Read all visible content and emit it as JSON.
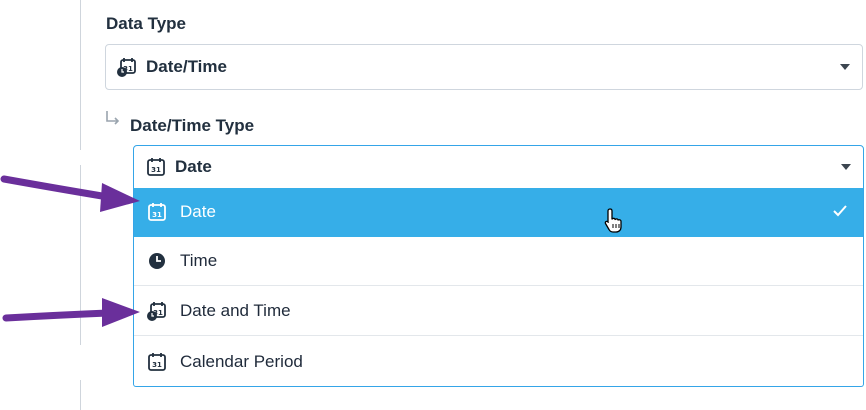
{
  "data_type": {
    "label": "Data Type",
    "value": "Date/Time",
    "icon": "calendar-clock-icon"
  },
  "datetime_type": {
    "label": "Date/Time Type",
    "value": "Date",
    "icon": "calendar-icon"
  },
  "options": [
    {
      "label": "Date",
      "icon": "calendar-icon",
      "selected": true
    },
    {
      "label": "Time",
      "icon": "clock-icon",
      "selected": false
    },
    {
      "label": "Date and Time",
      "icon": "calendar-clock-icon",
      "selected": false
    },
    {
      "label": "Calendar Period",
      "icon": "calendar-icon",
      "selected": false
    }
  ],
  "colors": {
    "selected_bg": "#36aee8",
    "focus_border": "#35a5e8",
    "annotation_arrow": "#6a2f9b"
  }
}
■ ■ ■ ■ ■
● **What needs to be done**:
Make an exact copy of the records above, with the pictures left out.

● **Solution to the problem**:
Read all visible content and emit it as JSON.
{
  "data_type": {
    "label": "Data Type",
    "value": "Date/Time",
    "icon": "calendar-clock-icon"
  },
  "datetime_type": {
    "label": "Date/Time Type",
    "value": "Date",
    "icon": "calendar-icon"
  },
  "options": [
    {
      "label": "Date",
      "icon": "calendar-icon",
      "selected": true
    },
    {
      "label": "Time",
      "icon": "clock-icon",
      "selected": false
    },
    {
      "label": "Date and Time",
      "icon": "calendar-clock-icon",
      "selected": false
    },
    {
      "label": "Calendar Period",
      "icon": "calendar-icon",
      "selected": false
    }
  ],
  "colors": {
    "selected_bg": "#36aee8",
    "focus_border": "#35a5e8",
    "annotation_arrow": "#6a2f9b"
  }
}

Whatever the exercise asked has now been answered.